Apple is buying part of European chipmaker Dialog Semiconductor in an effort to bring more of its silicon design in-house. The deal includes $300 million in cash to license some of Dialogs power management technologies, acquihire 300 engineers, and take control of some assets. A further $300 million is being committed for products from Dialog over the next three years. As TechCrunch notes, this is Apples biggest acquisition ever when it comes to headcount. While Apple isnt acquiring Dialog outright, the 300 engineers make up 16 percent of its total workforce, and are said to have been working closely with Apple on chip design for years. Dialog has deep expertise in chip development, and we are thrilled to have this talented group of engineers whove long supported our products now working directly for Apple, hardware SVP Johny Srouji says in a statement. Our relationship with Dialog goes all the way back to the early iPhones, and we look forward to continuing this long-standing relationship with them. Last year the Nikkei reported that Apple was looking to design its own power management chips and move away from Dialog; earlier this year Dialog said Apple had cut orders, and teardowns suggest that Apple may have started using its own design in place of a certain Dialog chip in the iPhone XS Max. This acquihire is likely a way to bring Dialogs R&D under Apples umbrella, with future designs becoming Apple IP that the company is free to use and modify at will.

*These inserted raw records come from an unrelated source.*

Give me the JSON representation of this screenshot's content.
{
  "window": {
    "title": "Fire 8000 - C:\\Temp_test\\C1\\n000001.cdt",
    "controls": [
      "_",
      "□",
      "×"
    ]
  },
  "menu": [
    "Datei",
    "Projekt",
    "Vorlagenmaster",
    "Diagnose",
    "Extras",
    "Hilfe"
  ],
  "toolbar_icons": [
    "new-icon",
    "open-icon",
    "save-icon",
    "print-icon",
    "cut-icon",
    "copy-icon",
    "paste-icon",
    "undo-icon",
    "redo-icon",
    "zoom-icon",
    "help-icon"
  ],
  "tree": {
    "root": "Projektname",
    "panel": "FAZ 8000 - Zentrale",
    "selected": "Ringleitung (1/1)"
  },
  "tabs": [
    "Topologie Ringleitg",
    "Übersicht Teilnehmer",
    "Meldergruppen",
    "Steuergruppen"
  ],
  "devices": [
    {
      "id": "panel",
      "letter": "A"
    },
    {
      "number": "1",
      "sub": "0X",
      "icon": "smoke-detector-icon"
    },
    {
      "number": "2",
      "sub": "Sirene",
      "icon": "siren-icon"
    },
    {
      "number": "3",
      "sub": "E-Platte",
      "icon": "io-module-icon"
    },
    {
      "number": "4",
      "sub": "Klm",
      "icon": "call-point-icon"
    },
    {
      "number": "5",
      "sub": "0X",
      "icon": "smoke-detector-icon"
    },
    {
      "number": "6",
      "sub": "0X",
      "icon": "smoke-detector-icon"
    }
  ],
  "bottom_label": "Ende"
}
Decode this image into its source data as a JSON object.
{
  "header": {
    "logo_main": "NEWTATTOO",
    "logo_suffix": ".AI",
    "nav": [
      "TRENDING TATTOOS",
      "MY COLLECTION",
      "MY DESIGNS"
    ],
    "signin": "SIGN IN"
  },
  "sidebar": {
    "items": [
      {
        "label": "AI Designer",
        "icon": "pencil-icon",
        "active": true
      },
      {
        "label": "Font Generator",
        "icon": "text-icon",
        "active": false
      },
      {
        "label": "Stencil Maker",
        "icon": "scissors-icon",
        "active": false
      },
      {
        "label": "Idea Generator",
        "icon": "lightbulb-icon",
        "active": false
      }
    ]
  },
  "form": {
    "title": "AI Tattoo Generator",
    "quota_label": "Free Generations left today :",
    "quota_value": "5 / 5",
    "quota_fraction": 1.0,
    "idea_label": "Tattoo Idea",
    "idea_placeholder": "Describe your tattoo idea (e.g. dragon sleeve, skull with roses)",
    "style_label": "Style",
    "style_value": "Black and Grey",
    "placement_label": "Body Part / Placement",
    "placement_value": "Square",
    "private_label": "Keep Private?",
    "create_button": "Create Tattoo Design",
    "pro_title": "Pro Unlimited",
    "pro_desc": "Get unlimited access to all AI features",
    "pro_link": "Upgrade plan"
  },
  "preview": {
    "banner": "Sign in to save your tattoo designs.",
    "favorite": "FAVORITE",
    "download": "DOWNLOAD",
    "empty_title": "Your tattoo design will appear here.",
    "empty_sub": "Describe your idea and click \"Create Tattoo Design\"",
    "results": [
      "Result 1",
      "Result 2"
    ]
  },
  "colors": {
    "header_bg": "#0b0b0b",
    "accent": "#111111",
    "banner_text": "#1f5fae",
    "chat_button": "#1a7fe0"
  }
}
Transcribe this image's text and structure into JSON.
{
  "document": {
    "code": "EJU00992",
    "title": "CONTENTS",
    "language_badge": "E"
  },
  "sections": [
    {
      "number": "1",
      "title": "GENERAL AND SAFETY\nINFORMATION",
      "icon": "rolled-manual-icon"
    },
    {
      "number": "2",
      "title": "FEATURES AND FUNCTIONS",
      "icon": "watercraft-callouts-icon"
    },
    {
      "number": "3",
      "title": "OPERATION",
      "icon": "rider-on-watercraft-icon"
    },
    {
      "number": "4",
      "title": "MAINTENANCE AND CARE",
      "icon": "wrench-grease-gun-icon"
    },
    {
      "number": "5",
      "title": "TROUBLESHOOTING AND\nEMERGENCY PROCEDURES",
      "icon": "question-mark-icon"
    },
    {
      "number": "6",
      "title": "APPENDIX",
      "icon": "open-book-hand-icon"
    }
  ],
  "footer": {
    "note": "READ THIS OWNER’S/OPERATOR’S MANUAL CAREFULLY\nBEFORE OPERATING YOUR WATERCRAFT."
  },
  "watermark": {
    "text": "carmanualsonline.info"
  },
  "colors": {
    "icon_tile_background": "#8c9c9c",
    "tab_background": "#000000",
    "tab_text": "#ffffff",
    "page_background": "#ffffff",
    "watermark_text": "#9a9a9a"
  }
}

Dialog has worked with Apple since the original iPhone. Apple has signed a licensing deal with its long-time supplier Dialog and acquired assets including 300 employees, the two companies announced. Apple will pay the UK-based firm $300 million now plus another $300 million in the future for delivery of products. It also awarded Dialog a number of new contracts for power management, charging and audio subsystem chips. In June this year, Nikkei and other sites reported that Apple was working on its own power management chips in an attempt to centralize manufacturing and reduce costs. That would have come at the expense of Dialog, which has been making chips for Apple since the original iPhone. It relies on Apple for about three quarters of its revenue, and recently warned investors that Apple had slashed orders by around 30 percent. The acquisition of 300 people, or 16 percent of Dialog's workforce, is Apple's largest ever in terms of personnel, Techcrunch noted. The teams are based in Italy, England, Germany and elsewhere in Europe. Apple will reportedly be co-locating with Dialog and may take over entire buildings in some cases. "Dialog has deep expertise in chip development, and we are thrilled to have this talented group of engineers who've long supported our products now working directly for Apple," said Apple hardware SVP Johny Srouji. Apple is supposedly most interested in the power management circuits developed by Dialog. The aim is to reduce power draw on devices like the Watch and AirPod Wireless headphones. Following the acquisition, Dialog said it will focus its non-Apple business on Internet of Things (IoT), automotive and storage tech.